Performed in three parts, ‘What’s Love Got To Do With It‘ by the comedy dance duo Non Applicables, looked at different moments in the cycle of love: the first being that of attracting a mate. For this the pair, took inspiration and choreographic ideas from nature, in particular the mating ritual of the Riflebird found deep in the forests of Papua New Guinea.
From the Bird of Paradise family, the male resplendent with velvety blue plumage, prances and parades on the branch, his uniquely shaped wings making a circle around his head. Wired online writes, ‘...he hops around looking like a UFO trying to land‘, a better description I’m yet to read.
The transference of avian movement with arm replacing wing, proud puffed up breast and so on, was remarkable. As I watched the primed Fenella Ryan, trying to attract the glittery Sian Myers, I could clearly picture the male bird from the nature documentaries, desperately trying to impress the female with feathery antics. Really clever, well observed and a great piece of physical theatre.
The second part with the animal heads dancing as if at a Saturday night disco, didn’t really do it for me once I’d got passed the ape heads on the human shoulders. The third instalment got down to the tricky business of love making: I know and on a school night too! Playing the part of a blow-up doll Fenella, clad in flesh-coloured body-suit, is pumped up and then manoeuvered into multiple positions, that, we are informed, afford varying degrees of satisfaction and pleasure… Whistles, hoots of laughter and more as the two girls demonstrated doggie position, the more contemporary X Factor and the jubilant Titanic, to the strains of Tina Turner.
The third of this triptych d’amour, was just the right side of bawdy, so as not to be offensive.
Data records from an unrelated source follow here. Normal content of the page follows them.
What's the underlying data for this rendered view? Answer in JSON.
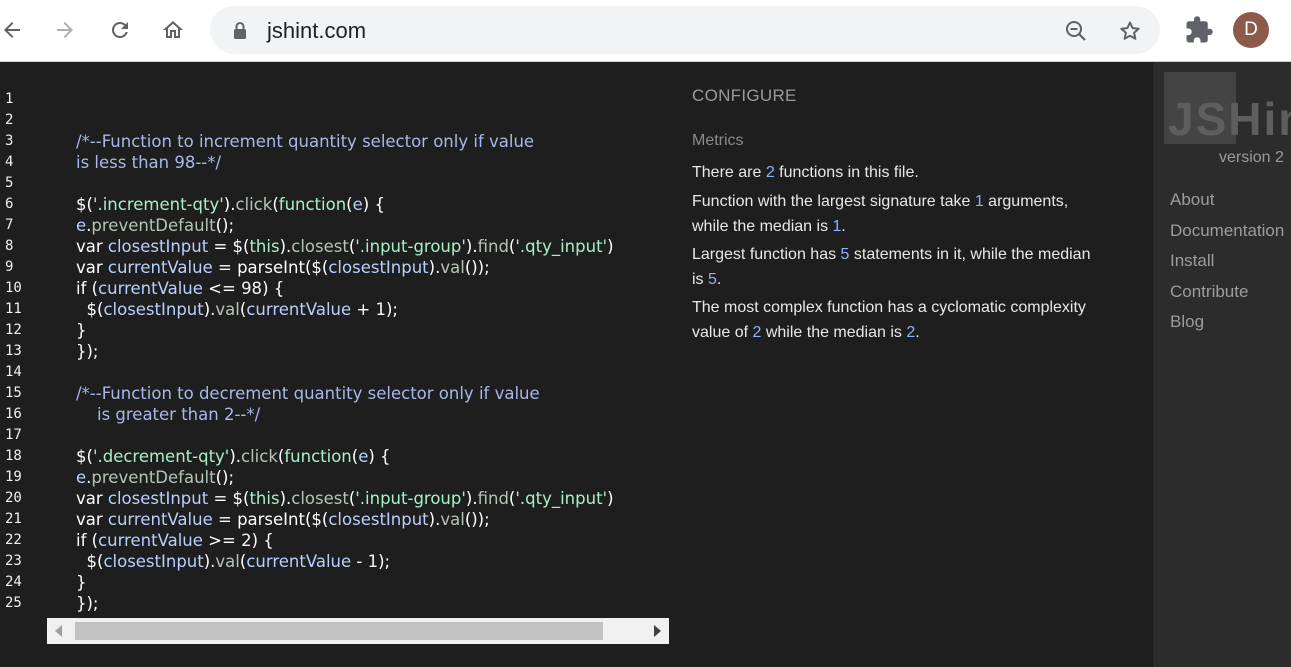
{
  "browser": {
    "url": "jshint.com",
    "avatar_letter": "D",
    "avatar_color": "#8d5a4a"
  },
  "editor": {
    "line_numbers": [
      "1",
      "2",
      "3",
      "4",
      "5",
      "6",
      "7",
      "8",
      "9",
      "10",
      "11",
      "12",
      "13",
      "14",
      "15",
      "16",
      "17",
      "18",
      "19",
      "20",
      "21",
      "22",
      "23",
      "24",
      "25"
    ],
    "lines": [
      [],
      [],
      [
        [
          "cm",
          "/*--Function to increment quantity selector only if value"
        ]
      ],
      [
        [
          "cm",
          "is less than 98--*/"
        ]
      ],
      [],
      [
        [
          "kw",
          "$("
        ],
        [
          "st",
          "'.increment-qty'"
        ],
        [
          "kw",
          ")."
        ],
        [
          "fn",
          "click"
        ],
        [
          "kw",
          "("
        ],
        [
          "st",
          "function"
        ],
        [
          "kw",
          "("
        ],
        [
          "vr",
          "e"
        ],
        [
          "kw",
          ") {"
        ]
      ],
      [
        [
          "vr",
          "e"
        ],
        [
          "kw",
          "."
        ],
        [
          "fn",
          "preventDefault"
        ],
        [
          "kw",
          "();"
        ]
      ],
      [
        [
          "kw",
          "var "
        ],
        [
          "vr",
          "closestInput"
        ],
        [
          "kw",
          " = $("
        ],
        [
          "st",
          "this"
        ],
        [
          "kw",
          ")."
        ],
        [
          "fn",
          "closest"
        ],
        [
          "kw",
          "("
        ],
        [
          "st",
          "'.input-group'"
        ],
        [
          "kw",
          ")."
        ],
        [
          "fn",
          "find"
        ],
        [
          "kw",
          "("
        ],
        [
          "st",
          "'.qty_input'"
        ],
        [
          "kw",
          ")"
        ]
      ],
      [
        [
          "kw",
          "var "
        ],
        [
          "vr",
          "currentValue"
        ],
        [
          "kw",
          " = parseInt($("
        ],
        [
          "vr",
          "closestInput"
        ],
        [
          "kw",
          ")."
        ],
        [
          "fn",
          "val"
        ],
        [
          "kw",
          "());"
        ]
      ],
      [
        [
          "kw",
          "if ("
        ],
        [
          "vr",
          "currentValue"
        ],
        [
          "kw",
          " <= "
        ],
        [
          "nm",
          "98"
        ],
        [
          "kw",
          ") {"
        ]
      ],
      [
        [
          "kw",
          "  $("
        ],
        [
          "vr",
          "closestInput"
        ],
        [
          "kw",
          ")."
        ],
        [
          "fn",
          "val"
        ],
        [
          "kw",
          "("
        ],
        [
          "vr",
          "currentValue"
        ],
        [
          "kw",
          " + "
        ],
        [
          "nm",
          "1"
        ],
        [
          "kw",
          ");"
        ]
      ],
      [
        [
          "kw",
          "}"
        ]
      ],
      [
        [
          "kw",
          "});"
        ]
      ],
      [],
      [
        [
          "cm",
          "/*--Function to decrement quantity selector only if value"
        ]
      ],
      [
        [
          "cm",
          "    is greater than 2--*/"
        ]
      ],
      [],
      [
        [
          "kw",
          "$("
        ],
        [
          "st",
          "'.decrement-qty'"
        ],
        [
          "kw",
          ")."
        ],
        [
          "fn",
          "click"
        ],
        [
          "kw",
          "("
        ],
        [
          "st",
          "function"
        ],
        [
          "kw",
          "("
        ],
        [
          "vr",
          "e"
        ],
        [
          "kw",
          ") {"
        ]
      ],
      [
        [
          "vr",
          "e"
        ],
        [
          "kw",
          "."
        ],
        [
          "fn",
          "preventDefault"
        ],
        [
          "kw",
          "();"
        ]
      ],
      [
        [
          "kw",
          "var "
        ],
        [
          "vr",
          "closestInput"
        ],
        [
          "kw",
          " = $("
        ],
        [
          "st",
          "this"
        ],
        [
          "kw",
          ")."
        ],
        [
          "fn",
          "closest"
        ],
        [
          "kw",
          "("
        ],
        [
          "st",
          "'.input-group'"
        ],
        [
          "kw",
          ")."
        ],
        [
          "fn",
          "find"
        ],
        [
          "kw",
          "("
        ],
        [
          "st",
          "'.qty_input'"
        ],
        [
          "kw",
          ")"
        ]
      ],
      [
        [
          "kw",
          "var "
        ],
        [
          "vr",
          "currentValue"
        ],
        [
          "kw",
          " = parseInt($("
        ],
        [
          "vr",
          "closestInput"
        ],
        [
          "kw",
          ")."
        ],
        [
          "fn",
          "val"
        ],
        [
          "kw",
          "());"
        ]
      ],
      [
        [
          "kw",
          "if ("
        ],
        [
          "vr",
          "currentValue"
        ],
        [
          "kw",
          " >= "
        ],
        [
          "nm",
          "2"
        ],
        [
          "kw",
          ") {"
        ]
      ],
      [
        [
          "kw",
          "  $("
        ],
        [
          "vr",
          "closestInput"
        ],
        [
          "kw",
          ")."
        ],
        [
          "fn",
          "val"
        ],
        [
          "kw",
          "("
        ],
        [
          "vr",
          "currentValue"
        ],
        [
          "kw",
          " - "
        ],
        [
          "nm",
          "1"
        ],
        [
          "kw",
          ");"
        ]
      ],
      [
        [
          "kw",
          "}"
        ]
      ],
      [
        [
          "kw",
          "});"
        ]
      ]
    ]
  },
  "report": {
    "configure": "CONFIGURE",
    "metrics_heading": "Metrics",
    "metrics": [
      [
        [
          "t",
          "There are "
        ],
        [
          "n",
          "2"
        ],
        [
          "t",
          " functions in this file."
        ]
      ],
      [
        [
          "t",
          "Function with the largest signature take "
        ],
        [
          "n",
          "1"
        ],
        [
          "t",
          " arguments, while the median is "
        ],
        [
          "n",
          "1"
        ],
        [
          "t",
          "."
        ]
      ],
      [
        [
          "t",
          "Largest function has "
        ],
        [
          "n",
          "5"
        ],
        [
          "t",
          " statements in it, while the median is "
        ],
        [
          "n",
          "5"
        ],
        [
          "t",
          "."
        ]
      ],
      [
        [
          "t",
          "The most complex function has a cyclomatic complexity value of "
        ],
        [
          "n",
          "2"
        ],
        [
          "t",
          " while the median is "
        ],
        [
          "n",
          "2"
        ],
        [
          "t",
          "."
        ]
      ]
    ]
  },
  "sidebar": {
    "logo_text": "JSHint",
    "version": "version 2",
    "links": [
      "About",
      "Documentation",
      "Install",
      "Contribute",
      "Blog"
    ]
  }
}
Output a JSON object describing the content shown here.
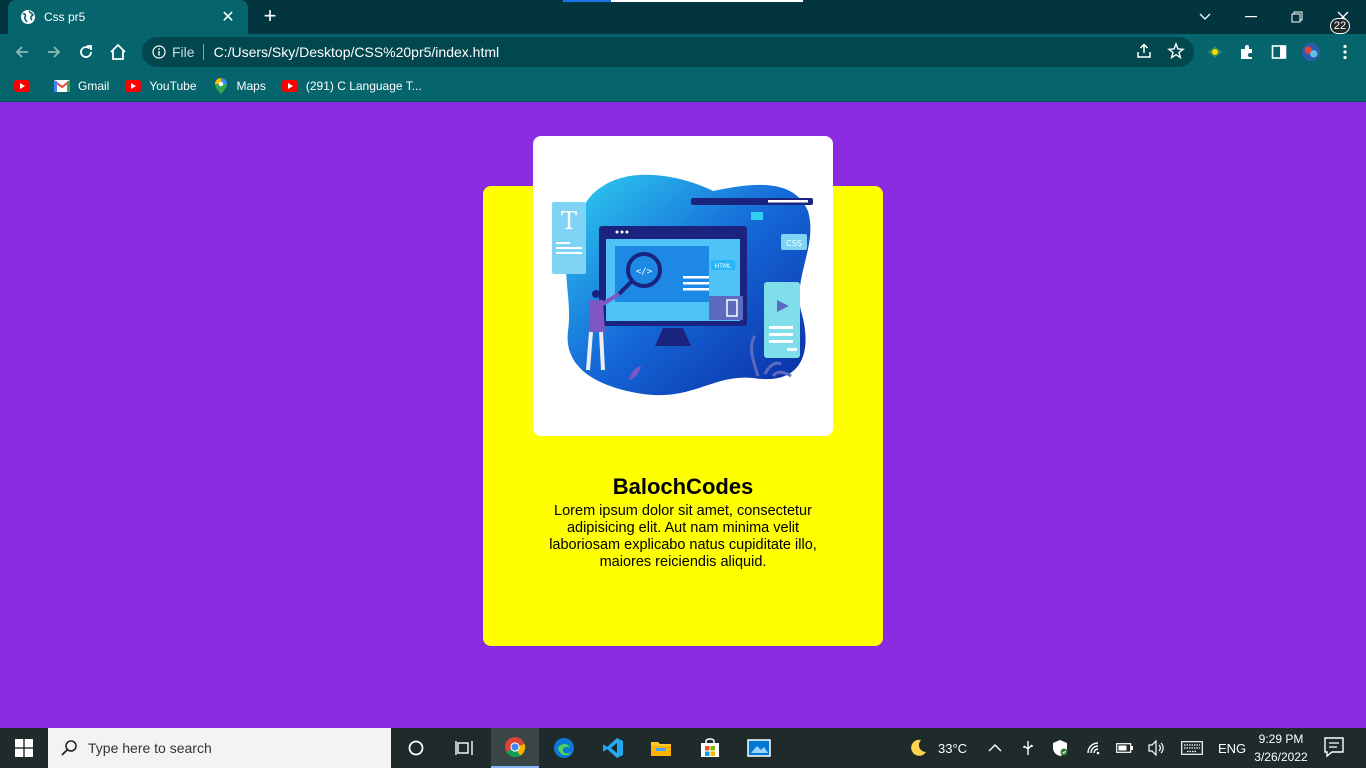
{
  "browser": {
    "tab_title": "Css pr5",
    "new_tab": "+",
    "url_scheme": "File",
    "url": "C:/Users/Sky/Desktop/CSS%20pr5/index.html",
    "bookmarks": [
      {
        "label": ""
      },
      {
        "label": "Gmail"
      },
      {
        "label": "YouTube"
      },
      {
        "label": "Maps"
      },
      {
        "label": "(291) C Language T..."
      }
    ]
  },
  "page": {
    "card_title": "BalochCodes",
    "card_text": "Lorem ipsum dolor sit amet, consectetur adipisicing elit. Aut nam minima velit laboriosam explicabo natus cupiditate illo, maiores reiciendis aliquid.",
    "illustration_labels": {
      "html": "HTML",
      "css": "CSS",
      "code": "</>",
      "t": "T"
    },
    "colors": {
      "background": "#8a2be2",
      "card": "#ffff00",
      "image_box": "#ffffff"
    }
  },
  "taskbar": {
    "search_placeholder": "Type here to search",
    "temperature": "33°C",
    "language": "ENG",
    "time": "9:29 PM",
    "date": "3/26/2022",
    "notification_count": "22"
  }
}
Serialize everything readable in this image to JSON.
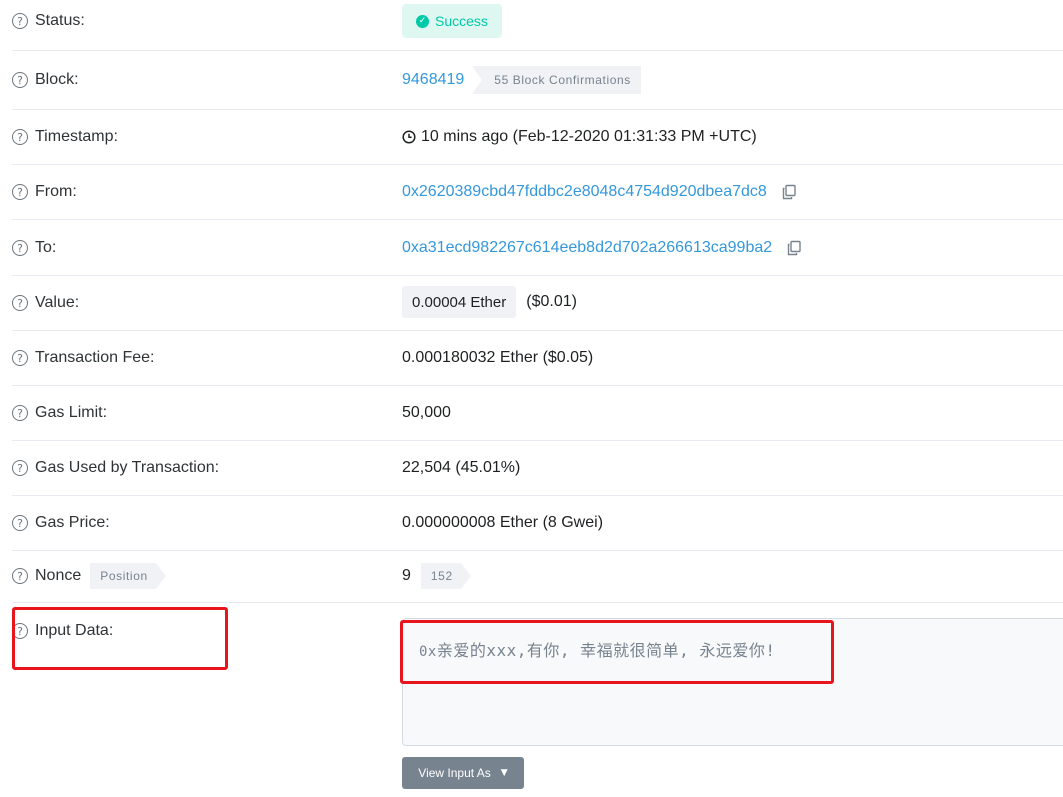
{
  "rows": {
    "status": {
      "label": "Status:",
      "badge": "Success"
    },
    "block": {
      "label": "Block:",
      "number": "9468419",
      "confirmations": "55 Block Confirmations"
    },
    "timestamp": {
      "label": "Timestamp:",
      "value": "10 mins ago (Feb-12-2020 01:31:33 PM +UTC)"
    },
    "from": {
      "label": "From:",
      "address": "0x2620389cbd47fddbc2e8048c4754d920dbea7dc8"
    },
    "to": {
      "label": "To:",
      "address": "0xa31ecd982267c614eeb8d2d702a266613ca99ba2"
    },
    "value": {
      "label": "Value:",
      "ether": "0.00004 Ether",
      "usd": "($0.01)"
    },
    "fee": {
      "label": "Transaction Fee:",
      "value": "0.000180032 Ether ($0.05)"
    },
    "gas_limit": {
      "label": "Gas Limit:",
      "value": "50,000"
    },
    "gas_used": {
      "label": "Gas Used by Transaction:",
      "value": "22,504 (45.01%)"
    },
    "gas_price": {
      "label": "Gas Price:",
      "value": "0.000000008 Ether (8 Gwei)"
    },
    "nonce": {
      "label": "Nonce",
      "tag": "Position",
      "value": "9",
      "position": "152"
    },
    "input": {
      "label": "Input Data:",
      "prefix": "0x",
      "text": "亲爱的xxx,有你, 幸福就很简单, 永远爱你!",
      "button": "View Input As"
    }
  },
  "icons": {
    "help": "question-circle-icon",
    "success": "check-circle-icon",
    "clock": "clock-icon",
    "copy": "copy-icon",
    "caret": "chevron-down-icon"
  },
  "colors": {
    "link": "#3498db",
    "success_bg": "#def8f1",
    "success_text": "#00c9a7",
    "highlight": "#e8151c"
  }
}
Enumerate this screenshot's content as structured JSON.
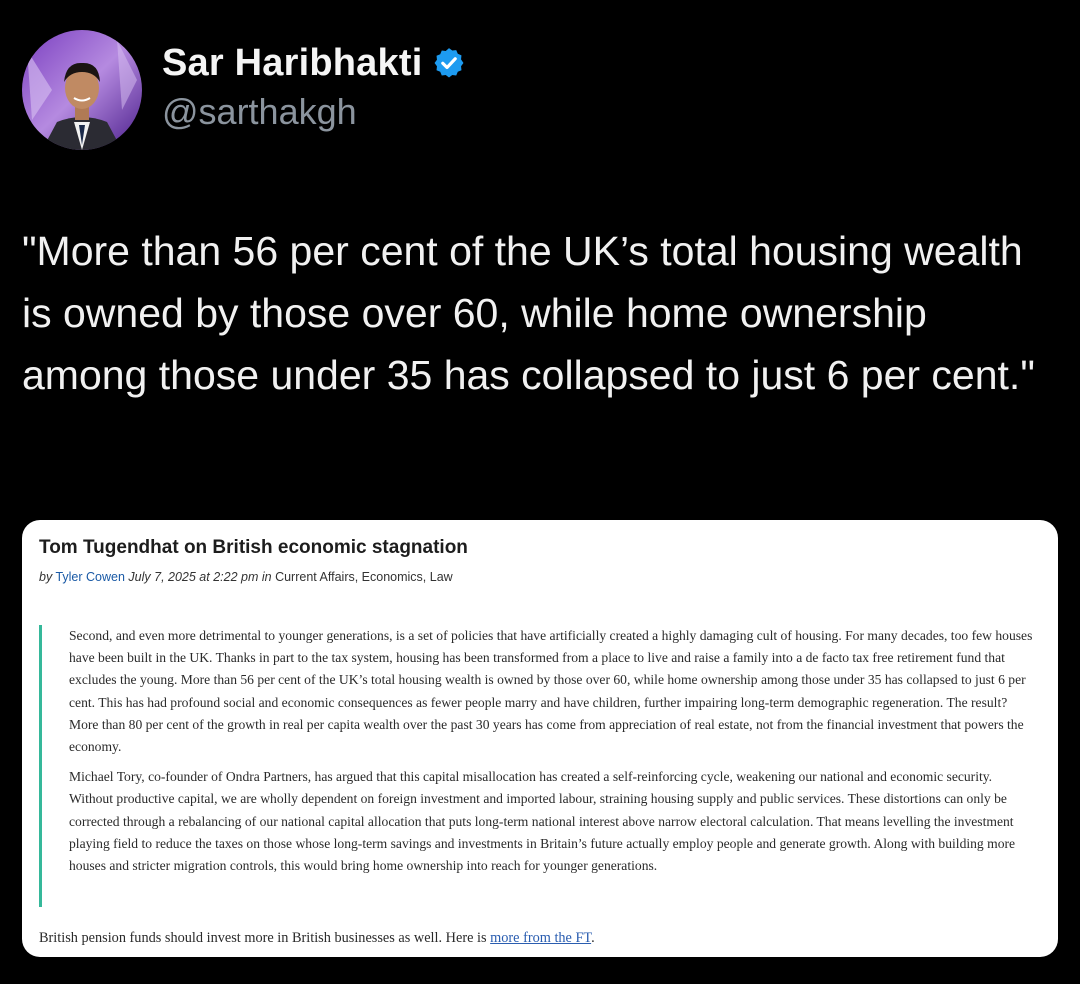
{
  "tweet": {
    "author": {
      "display_name": "Sar Haribhakti",
      "handle": "@sarthakgh",
      "verified": true,
      "verified_color": "#1d9bf0"
    },
    "text": "\"More than 56 per cent of the UK’s total housing wealth is owned by those over 60, while home ownership among those under 35 has collapsed to just 6 per cent.\""
  },
  "card": {
    "title": "Tom Tugendhat on British economic stagnation",
    "byline": {
      "by": "by",
      "author": "Tyler Cowen",
      "date": "July 7, 2025 at 2:22 pm in",
      "categories": "Current Affairs, Economics, Law"
    },
    "quote_paragraphs": [
      "Second, and even more detrimental to younger generations, is a set of policies that have artificially created a highly damaging cult of housing. For many decades, too few houses have been built in the UK. Thanks in part to the tax system, housing has been transformed from a place to live and raise a family into a de facto tax free retirement fund that excludes the young. More than 56 per cent of the UK’s total housing wealth is owned by those over 60, while home ownership among those under 35 has collapsed to just 6 per cent. This has had profound social and economic consequences as fewer people marry and have children, further impairing long-term demographic regeneration. The result? More than 80 per cent of the growth in real per capita wealth over the past 30 years has come from appreciation of real estate, not from the financial investment that powers the economy.",
      "Michael Tory, co-founder of Ondra Partners, has argued that this capital misallocation has created a self-reinforcing cycle, weakening our national and economic security. Without productive capital, we are wholly dependent on foreign investment and imported labour, straining housing supply and public services. These distortions can only be corrected through a rebalancing of our national capital allocation that puts long-term national interest above narrow electoral calculation. That means levelling the investment playing field to reduce the taxes on those whose long-term savings and investments in Britain’s future actually employ people and generate growth. Along with building more houses and stricter migration controls, this would bring home ownership into reach for younger generations."
    ],
    "footer": {
      "text": "British pension funds should invest more in British businesses as well.  Here is ",
      "link_text": "more from the FT",
      "end": "."
    },
    "quote_bar_color": "#35b89a"
  }
}
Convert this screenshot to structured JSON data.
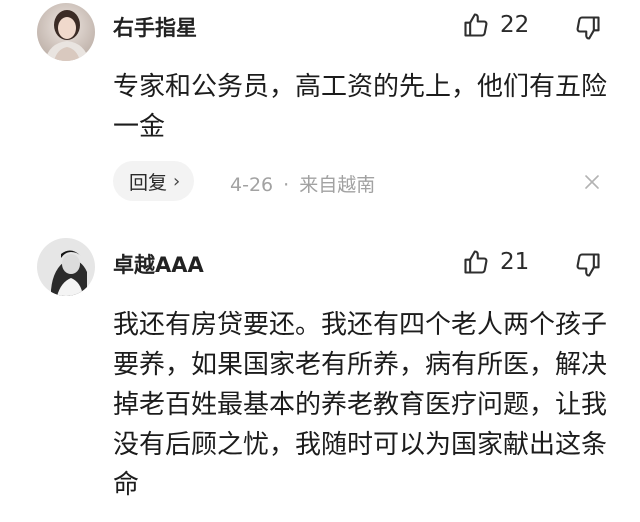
{
  "comments": [
    {
      "username": "右手指星",
      "likes": "22",
      "text": "专家和公务员，高工资的先上，他们有五险一金",
      "reply_label": "回复",
      "date": "4-26",
      "separator": "·",
      "location": "来自越南"
    },
    {
      "username": "卓越AAA",
      "likes": "21",
      "text": "我还有房贷要还。我还有四个老人两个孩子要养，如果国家老有所养，病有所医，解决掉老百姓最基本的养老教育医疗问题，让我没有后顾之忧，我随时可以为国家献出这条命"
    }
  ],
  "icons": {
    "like": "thumbs-up-icon",
    "dislike": "thumbs-down-icon",
    "chevron": "chevron-right-icon",
    "close": "close-icon"
  },
  "colors": {
    "text": "#1c1c1c",
    "meta": "#a2a2a2",
    "reply_bg": "#f3f3f3"
  }
}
Had it been a male female duet, questions may have been asked about impropriety, but being women, the Non-Applicables can get away with more – it wouldn’t be as funny either.
Danza! has a history of working with dancers and artists from outside the city. For 2015 we welcomed Rachael O’ Neill with her piece ‘Fragmented‘. This was perhaps the most cerebral of the night combining voiceover, music and live movement. Striking in appearance with shaved head, petite stature, performing a solo piece that was emotionally charged. Fragmented was inspired by images of childhood, created by illustrator Marion Fayolle, in this piece that seemed to chart a reluctant yet unavoidable coming of age.
The discarding of childhood ideas, to be replaced by repetitive adult routines, are suggested by the ever faster repetition of gloved hand movements. I really enjoyed ‘Fragmented‘, it has stayed with me for days after, which is exactly what a really good performance, should do.
The final piece inspired by the recent Hull Dance led ‘Lea Anderson Project‘, was a fitting finale to a great night of performance that, had had the whole crowd talking about dance. The mood heightened dramatically; drum beat pumping as orthodox Trance sounds of multilayered synths rose and peaked. The choreography by Jo Ashbridge with costume design by Anna Bean, was imbued with a curiously lithe, alien allure. Built upon sequences held frozen in time, creating sumptuous shapes it was more routine based, more pop, fittingly so seeing as the source material was a music video by the Scissor Sisters. ‘The Others‘ ended with a suitably eerie non-human bow.
The buzz inside Fruit after the show, as makers and creators engaged the dancers with talk of collaboration and performing new work, was gratifying to see. With more enthusiasm, energy and effort not to mention funds, for developing dance, it surely will play a significant role in Hull 2017 and beyond.
Follow https://www.facebook.com/DanzaHull/ @DanzaHull and @HullDance for details on the emerging programme and new platforms, supporting Contemporary Dance in Hull.
All images courtesy of Jerome Whittingham @Photomoments: To See Full Danza 2015 Gallery Go to: http://jerome.photoshelter.com/gallery/Danza-2015/G0000eFv2ykFoEyM/C0000uTR12nyiDFw